BitTorrent is merely a technology -- neutral in all ways and perfectly legal, like mp3. But a first-timer to the Streamza web site can discern immediately that this is an unauthorized service, thanks to the “DMCA Requests” link at the bottom of the home page. That's like a badge that says, "Hey, don't blame us." An infringement-free application of Streamza technology could conceivably be applied to BitTorrent.com, a fully authorized walled garden that offers innovative distribution opportunites for content owners who want the efficiency of peer-to-peer distribution. As it sits now, Streamza is offering a broadly accessible way of enhancing the file-sharing experience, bringing faster gratification to the unregulated P2P realm.

Brad Hill
September 30, 2013 - 12:10pm

PRX, the Public Radio Exchange, is a nonprofit open market for public radio programming. Open to any producer, the PRX catalog represents any length, production value, and nearly any topicality. Stations can license programs and series for use, with the PRX clearinghouse acting as a commission-based agent.

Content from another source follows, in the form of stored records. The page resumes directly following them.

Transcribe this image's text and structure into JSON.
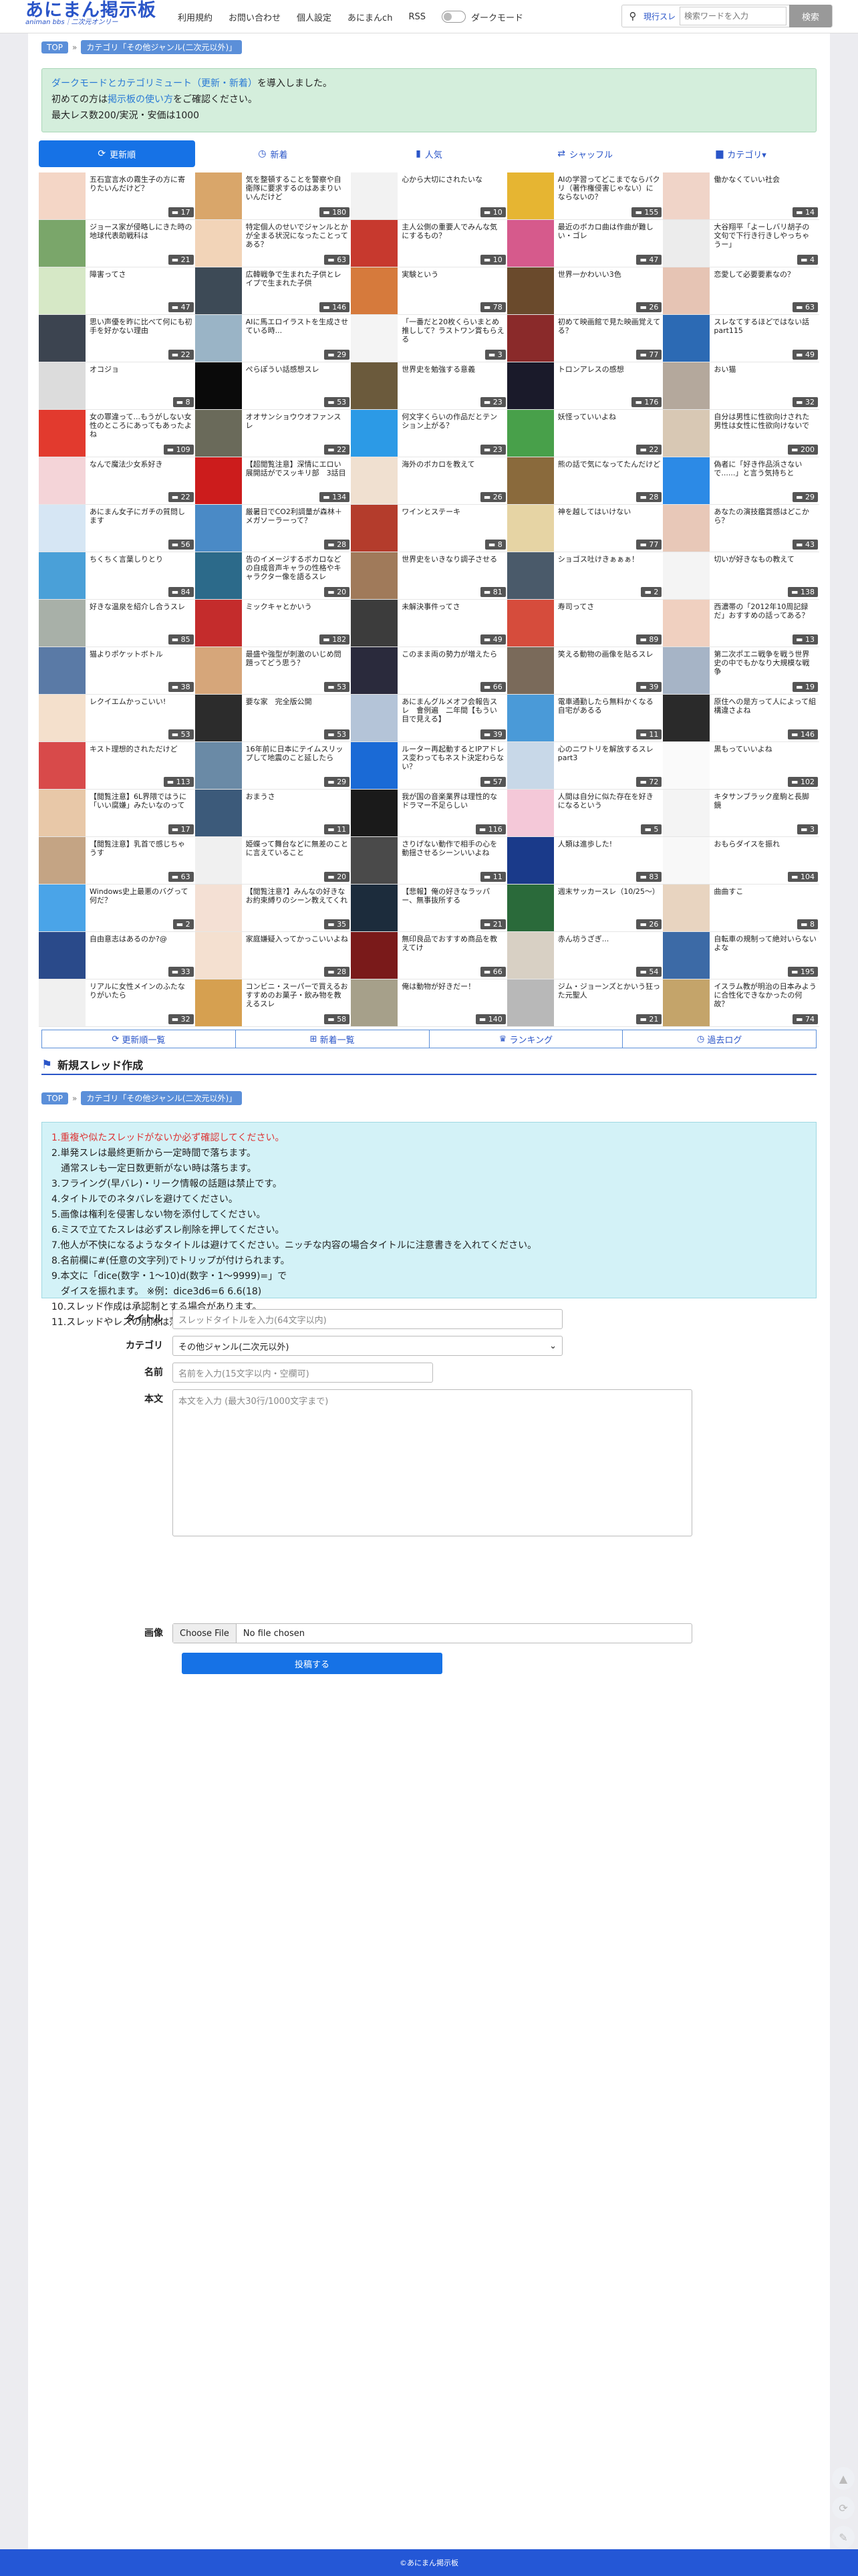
{
  "header": {
    "logo_title": "あにまん掲示板",
    "logo_sub": "animan bbs｜二次元オンリー",
    "nav": [
      "利用規約",
      "お問い合わせ",
      "個人設定",
      "あにまんch",
      "RSS"
    ],
    "dark_mode_label": "ダークモード",
    "search": {
      "scope": "現行スレ",
      "placeholder": "検索ワードを入力",
      "button": "検索"
    }
  },
  "breadcrumb": {
    "top": "TOP",
    "category": "カテゴリ「その他ジャンル(二次元以外)」"
  },
  "notice": {
    "line1_link": "ダークモードとカテゴリミュート（更新・新着）",
    "line1_rest": "を導入しました。",
    "line2_pre": "初めての方は",
    "line2_link": "掲示板の使い方",
    "line2_post": "をご確認ください。",
    "line3": "最大レス数200/実況・安価は1000"
  },
  "tabs": [
    {
      "icon": "refresh-icon",
      "glyph": "⟳",
      "label": "更新順",
      "active": true
    },
    {
      "icon": "clock-icon",
      "glyph": "◷",
      "label": "新着",
      "active": false
    },
    {
      "icon": "bar-chart-icon",
      "glyph": "▮",
      "label": "人気",
      "active": false
    },
    {
      "icon": "shuffle-icon",
      "glyph": "⇄",
      "label": "シャッフル",
      "active": false
    },
    {
      "icon": "folder-icon",
      "glyph": "▆",
      "label": "カテゴリ▾",
      "active": false
    }
  ],
  "threads": [
    {
      "t": "五石宣言水の霧生子の方に寄りたいんだけど？",
      "c": "17",
      "bg": "#f4d6c6"
    },
    {
      "t": "気を整頓することを警察や自衛隊に要求するのはあまりいいんだけど",
      "c": "180",
      "bg": "#d9a66a"
    },
    {
      "t": "心から大切にされたいな",
      "c": "10",
      "bg": "#f2f2f2"
    },
    {
      "t": "AIの学習ってどこまでならパクリ（著作権侵害じゃない）にならないの？",
      "c": "155",
      "bg": "#e6b532"
    },
    {
      "t": "働かなくていい社会",
      "c": "14",
      "bg": "#f0d4c8"
    },
    {
      "t": "ジョース家が侵略しにきた時の地球代表助戦科は",
      "c": "21",
      "bg": "#7aa66a"
    },
    {
      "t": "特定個人のせいでジャンルとかが全まる状況になったことってある？",
      "c": "63",
      "bg": "#f2d4b8"
    },
    {
      "t": "主人公側の重要人でみんな気にするもの？",
      "c": "10",
      "bg": "#c7392e"
    },
    {
      "t": "最近のボカロ曲は作曲が難しい・ゴレ",
      "c": "47",
      "bg": "#d65a8c"
    },
    {
      "t": "大谷翔平「よーしバリ胡子の文句で下行き行きしやっちゃうー」",
      "c": "4",
      "bg": "#ececec"
    },
    {
      "t": "障害ってさ",
      "c": "47",
      "bg": "#d6e8c6"
    },
    {
      "t": "広韓戦争で生まれた子供とレイプで生まれた子供",
      "c": "146",
      "bg": "#3d4a56"
    },
    {
      "t": "実験という",
      "c": "78",
      "bg": "#d67a3c"
    },
    {
      "t": "世界一かわいい3色",
      "c": "26",
      "bg": "#6a4a2c"
    },
    {
      "t": "恋愛して必要要素なの？",
      "c": "63",
      "bg": "#e6c4b4"
    },
    {
      "t": "思い声優を昨に比べて何にも初手を好かない理由",
      "c": "22",
      "bg": "#3c4450"
    },
    {
      "t": "AIに馬エロイラストを生成させている時...",
      "c": "29",
      "bg": "#9ab4c6"
    },
    {
      "t": "「一番だと20枚くらいまとめ推しして？ラストワン賞もらえる",
      "c": "3",
      "bg": "#f4f4f4"
    },
    {
      "t": "初めて映画館で見た映画覚えてる？",
      "c": "77",
      "bg": "#8a2a2a"
    },
    {
      "t": "スレなてするほどではない話 part115",
      "c": "49",
      "bg": "#2c6ab4"
    },
    {
      "t": "オコジョ",
      "c": "8",
      "bg": "#dcdcdc"
    },
    {
      "t": "ぺらぽうい話感想スレ",
      "c": "53",
      "bg": "#0a0a0a"
    },
    {
      "t": "世界史を勉強する意義",
      "c": "23",
      "bg": "#6b5a3c"
    },
    {
      "t": "トロンアレスの感想",
      "c": "176",
      "bg": "#1a1a2a"
    },
    {
      "t": "おい猫",
      "c": "32",
      "bg": "#b4a89c"
    },
    {
      "t": "女の罪違って...もうがしない女性のところにあってもあったよね",
      "c": "109",
      "bg": "#e23a2e"
    },
    {
      "t": "オオサンショウウオファンスレ",
      "c": "22",
      "bg": "#6a6a5a"
    },
    {
      "t": "何文字くらいの作品だとテンション上がる？",
      "c": "23",
      "bg": "#2c9ae6"
    },
    {
      "t": "妖怪っていいよね",
      "c": "22",
      "bg": "#48a04a"
    },
    {
      "t": "自分は男性に性欲向けされた男性は女性に性欲向けないで",
      "c": "200",
      "bg": "#d8c8b4"
    },
    {
      "t": "なんで魔法少女系好き",
      "c": "22",
      "bg": "#f4d4d8"
    },
    {
      "t": "【超閲覧注意】深情にエロい展開話がでスッキリ部　3話目",
      "c": "134",
      "bg": "#cc1c1c"
    },
    {
      "t": "海外のボカロを教えて",
      "c": "26",
      "bg": "#f0e0d0"
    },
    {
      "t": "熊の話で気になってたんだけど",
      "c": "28",
      "bg": "#8a6a3c"
    },
    {
      "t": "偽者に「好き作品浜さないで......」と言う気持ちと",
      "c": "29",
      "bg": "#2c8ae6"
    },
    {
      "t": "あにまん女子にガチの質問します",
      "c": "56",
      "bg": "#d6e6f4"
    },
    {
      "t": "厳暑日でCO2利調量が森林＋メガソーラーって？",
      "c": "28",
      "bg": "#4a8ac6"
    },
    {
      "t": "ワインとステーキ",
      "c": "8",
      "bg": "#b43c2c"
    },
    {
      "t": "神を越してはいけない",
      "c": "77",
      "bg": "#e6d4a4"
    },
    {
      "t": "あなたの演技鑑賞感はどこから？",
      "c": "43",
      "bg": "#e8c8b8"
    },
    {
      "t": "ちくちく言葉しりとり",
      "c": "84",
      "bg": "#4aa0d8"
    },
    {
      "t": "告のイメージするボカロなどの自成音声キャラの性格やキャラクター像を語るスレ",
      "c": "20",
      "bg": "#2c6a8a"
    },
    {
      "t": "世界史をいきなり調子させる",
      "c": "81",
      "bg": "#a07a5a"
    },
    {
      "t": "ショゴス吐けきぁぁぁ！",
      "c": "2",
      "bg": "#4a5a6a"
    },
    {
      "t": "切いが好きなもの教えて",
      "c": "138",
      "bg": "#f4f4f4"
    },
    {
      "t": "好きな温泉を紹介し合うスレ",
      "c": "85",
      "bg": "#a8b0a8"
    },
    {
      "t": "ミックキャとかいう",
      "c": "182",
      "bg": "#c42c2c"
    },
    {
      "t": "未解決事件ってさ",
      "c": "49",
      "bg": "#3c3c3c"
    },
    {
      "t": "寿司ってさ",
      "c": "89",
      "bg": "#d64c3c"
    },
    {
      "t": "西濃帯の「2012年10周記録だ」おすすめの話ってある？",
      "c": "13",
      "bg": "#f0d0c0"
    },
    {
      "t": "猫よりポケットボトル",
      "c": "38",
      "bg": "#5a7aa6"
    },
    {
      "t": "最盛や強型が刺激のいじめ問題ってどう思う？",
      "c": "53",
      "bg": "#d6a67a"
    },
    {
      "t": "このまま両の勢力が増えたら",
      "c": "66",
      "bg": "#2a2a3c"
    },
    {
      "t": "笑える動物の画像を貼るスレ",
      "c": "39",
      "bg": "#7a6a5a"
    },
    {
      "t": "第二次ポエニ戦争を戦う世界史の中でもかなり大規模な戦争",
      "c": "19",
      "bg": "#a6b4c6"
    },
    {
      "t": "レクイエムかっこいい!",
      "c": "53",
      "bg": "#f4e0cc"
    },
    {
      "t": "要な家　完全版公開",
      "c": "53",
      "bg": "#2c2c2c"
    },
    {
      "t": "あにまんグルメオフ会報告スレ　會例遍　二年間【もうい目で見える】",
      "c": "39",
      "bg": "#b4c4d8"
    },
    {
      "t": "電車通勤したら無料かくなる自宅があるる",
      "c": "11",
      "bg": "#4a9ad8"
    },
    {
      "t": "原住への是方って人によって組構違さよね",
      "c": "146",
      "bg": "#2a2a2a"
    },
    {
      "t": "キスト理想的されただけど",
      "c": "113",
      "bg": "#d84a4a"
    },
    {
      "t": "16年前に日本にテイムスリップして地震のこと延したら",
      "c": "29",
      "bg": "#6a8aa6"
    },
    {
      "t": "ルーター再起動するとIPアドレス変わってもネスト決定わらない？",
      "c": "57",
      "bg": "#1a6ad6"
    },
    {
      "t": "心のニワトリを解放するスレpart3",
      "c": "72",
      "bg": "#c8d8e8"
    },
    {
      "t": "黒もっていいよね",
      "c": "102",
      "bg": "#fafafa"
    },
    {
      "t": "【閲覧注意】6L界隈ではうに「いい腐嫌」みたいなのって",
      "c": "17",
      "bg": "#e8c8a8"
    },
    {
      "t": "おまうさ",
      "c": "11",
      "bg": "#3c5a7a"
    },
    {
      "t": "我が国の音楽業界は理性的なドラマー不足らしい",
      "c": "116",
      "bg": "#1a1a1a"
    },
    {
      "t": "人間は自分に似た存在を好きになるという",
      "c": "5",
      "bg": "#f4c8d8"
    },
    {
      "t": "キタサンブラック産駒と長脚鏡",
      "c": "3",
      "bg": "#f4f4f4"
    },
    {
      "t": "【閲覧注意】乳首で感じちゃうす",
      "c": "63",
      "bg": "#c4a484"
    },
    {
      "t": "姫蝶って舞台などに無差のことに言えていること",
      "c": "20",
      "bg": "#f0f0f0"
    },
    {
      "t": "さりげない動作で相手の心を動揺させるシーンいいよね",
      "c": "11",
      "bg": "#4a4a4a"
    },
    {
      "t": "人類は進歩した!",
      "c": "83",
      "bg": "#1a3a8a"
    },
    {
      "t": "おもらダイスを振れ",
      "c": "104",
      "bg": "#f8f8f8"
    },
    {
      "t": "Windows史上最悪のバグって何だ？",
      "c": "2",
      "bg": "#4aa4e8"
    },
    {
      "t": "【閲覧注意?】みんなの好きなお約束縛りのシーン教えてくれ",
      "c": "35",
      "bg": "#f4e0d4"
    },
    {
      "t": "【悲報】俺の好きなラッパー、無事抜所する",
      "c": "21",
      "bg": "#1c2c3c"
    },
    {
      "t": "週末サッカースレ（10/25〜）",
      "c": "26",
      "bg": "#2a6a3a"
    },
    {
      "t": "曲曲すこ",
      "c": "8",
      "bg": "#e8d4c0"
    },
    {
      "t": "自由意志はあるのか?@",
      "c": "33",
      "bg": "#2a4a8a"
    },
    {
      "t": "家庭嫌疑入ってかっこいいよね",
      "c": "28",
      "bg": "#f4e0d0"
    },
    {
      "t": "無印良品でおすすめ商品を教えてけ",
      "c": "66",
      "bg": "#7a1a1a"
    },
    {
      "t": "赤ん坊うざぎ...",
      "c": "54",
      "bg": "#d8d0c4"
    },
    {
      "t": "自転車の規制って絶対いらないよな",
      "c": "195",
      "bg": "#3c6aa6"
    },
    {
      "t": "リアルに女性メインのふたなりがいたら",
      "c": "32",
      "bg": "#f0f0f0"
    },
    {
      "t": "コンビニ・スーパーで買えるおすすめのお菓子・飲み物を教えるスレ",
      "c": "58",
      "bg": "#d6a050"
    },
    {
      "t": "俺は動物が好きだー！",
      "c": "140",
      "bg": "#a6a08a"
    },
    {
      "t": "ジム・ジョーンズとかいう狂った元聖人",
      "c": "21",
      "bg": "#b8b8b8"
    },
    {
      "t": "イスラム教が明治の日本みように合性化できなかったの何故？",
      "c": "74",
      "bg": "#c4a46a"
    }
  ],
  "bottom_nav": [
    "更新順一覧",
    "新着一覧",
    "ランキング",
    "過去ログ"
  ],
  "new_thread": {
    "title": "新規スレッド作成",
    "rules": [
      "1.重複や似たスレッドがないか必ず確認してください。",
      "2.単発スレは最終更新から一定時間で落ちます。",
      "　通常スレも一定日数更新がない時は落ちます。",
      "3.フライング(早バレ)・リーク情報の話題は禁止です。",
      "4.タイトルでのネタバレを避けてください。",
      "5.画像は権利を侵害しない物を添付してください。",
      "6.ミスで立てたスレは必ずスレ削除を押してください。",
      "7.他人が不快になるようなタイトルは避けてください。ニッチな内容の場合タイトルに注意書きを入れてください。",
      "8.名前欄に#(任意の文字列)でトリップが付けられます。",
      "9.本文に「dice(数字・1〜10)d(数字・1〜9999)=」で",
      "　ダイスを振れます。 ※例：dice3d6=6 6.6(18)",
      "10.スレッド作成は承認制とする場合があります。",
      "11.スレッドやレスの削除は落ちてから10日間経つと操作できなくなります。"
    ],
    "labels": {
      "title": "タイトル",
      "category": "カテゴリ",
      "name": "名前",
      "body": "本文",
      "image": "画像"
    },
    "placeholders": {
      "title": "スレッドタイトルを入力(64文字以内)",
      "name": "名前を入力(15文字以内・空欄可)",
      "body": "本文を入力 (最大30行/1000文字まで)"
    },
    "category_value": "その他ジャンル(二次元以外)",
    "file_button": "Choose File",
    "file_none": "No file chosen",
    "submit": "投稿する"
  },
  "footer": "©あにまん掲示板"
}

As such, PRX has fulfilled a secondary distribution role, helping producers gain programming slots in radio schedules. For most listeners, exposure to public radio content is skewed similarly to the music star system -- they enjoy the hits (e.g. Radiolab, WaitWait Don’t Tell Me, Fresh Air) are are unaware of the longer tail. PRX is moving to change both those issues, increasing attention to its own role as a publishing platform while giving listeners are better sense of available options. The vehicle for accomplishing this is PRX Remix, a straight-to-consumer app featuring PRX shows that you probably haven’t heard on your local NPR station.

Unmodestly, PRX Remix calls itself, “The greatest radio station of all time.” Hyperbole aside, the emulation of radio playing is the app’s drawback. There is no interactivity or searching. There is a play button … that’s it. (Testing for this write-up transpired in the Android version.) the playlist is curated, not arbitrary, with short introductions of each programming piece. As such, PRX Remix proves to be a passable discovery environment, but the hope here is to evolve the app into a directory of PRX programs. Letting users create their own playlists would probably increase time spent with the app, and certainly would expose more long-tail productions.

(First seen in Paul Kamp's Backbone Newsletter.)

Brad Hill
September 30, 2013 - 12:10pm

Free Market Royalty Act: As promised (or threatened, depending on one’s perspective), on Monday morning Rep. Mel Watt introduced a bill that would have broadcast radio pay artist royalties, evening the playing field (again, depending on vantage) for Internet radio services. No doubt a developing story with reactions and commentary to come. (See Inside Radio note here.)

FAA prepares new gadget recommendations: Before long you’ll be able to listen to downloaded Rhapsody/Spotify/Rdio (to name a few) playlists while ascending to, and descending from, 10,000 feet. That annoying and arguably nonsensical devices-off period will be discontinued if the FAA, as reported, recommends that airlines eliminate it. Flying rules are determined by each airline, but are strongly influenced by FAA recommendations. Airplane Mode will still be required of devices during airplane use -- and the enforcement problem is not solved in the slightest. (See Digital Trends here.)

The Audio Industry Summit: This gathering is held in conjunction with Advertising Week in New York. Radio Ink covers highlights of last week’s sessions, which included discussions of the Arbitron/Nielsen merger, streaming radio, social media, and the future of radio. (See Radio Ink here.)